The husband argued that his pension and deferred compensation accounts, which he owned at the time of the marriage, were his separate property. However, both the Supreme Court and the Appellate Division held otherwise because Exhibit A, while listing broad specific categories of assets to be included within the agreement’s definition of separate property (e.g., “cash accounts,” “securities,” “brokers margin accounts,” “loans to other and accounts receivable from others,” etc.), along with 15 parcels of real property did not include pensions or deferred compensation. Thus, by omitting reference to the pension or the deferred compensation, and by not including a broad category in which either would fit, the courts concluded that the parties did not intend that the pension and the deferred compensation were to be considered the husband’s separate property.
Foley is another example of the need to specifically lay out the intent of the parties in an agreement when it is drafted. It, too, serves as a warning to drafters of matrimonial agreements and divorce documents to state in specific detail what it is that the parties intend to happen in the future.
Finally, note should be taken of the Second Department’s holding in Matter of Koegel,160 AD3d 11 (Second Dept. 2018), where the executor of the husband’s estate petitioned to set aside the wife’s notice of her election to take her spousal share of the estate based upon a prenuptial agreement executed in 1984, some 30 years prior to the husband’s death. Although both parties’ signatures were acknowledged before notaries, neither acknowledgment “attested to whether [either party] was known to the respective notaries.” The widow asserted that the prenuptial agreement was defective, invalid and unenforceable, citing Galetta v. Galetta, 21 NY3d 186 (2013), for the proposition that the acknowledgments should have included language “that the notaries knew the signers or had ascertained, through some sort of proof, that the signers were the persons described as required by DRL § 236B (3).”
Noting that the Galetta court had left open the question of whether a defective acknowledgment could be cured, the Appellate Division went into a careful analysis of what constitutes a proper acknowledgment based on the form laid out in Real Property Law §309-a(1). Despite the use of a defective form in Koegel, the court upheld the validity of the prenuptial agreement on the basis of sworn statements from the decedent’s law partner and the attorney for the wife, who were the notaries on this prenuptial agreement, that they both recalled that the wife and the decedent acknowledged the prenuptial agreement while executing it in their presence, and that they actually knew the decedent and the wife at the time of the agreement’s execution.
Thus, the drafting lesson to be learned from Koegel (where the agreement was enforced in accordance with the decedent’s intentions), is that the scrivener of any kind of New York matrimonial agreement must be careful to use the proper form of acknowledgment in order to avoid future litigation over the validity of the agreement based on the language and the form of the acknowledgment chosen.
Alton L. Abramowitz is a partner at Mayerson Abramowitz & Kahn, which limits its practice to matrimonial and family law.
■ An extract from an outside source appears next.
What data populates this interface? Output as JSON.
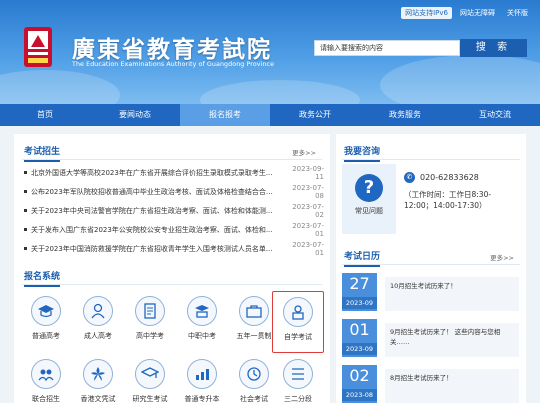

He was national president of the American Academy of Matrimonial Lawyers (2013) and is a past chair of the New York State Bar Association’s Family Law Section (2014–2015).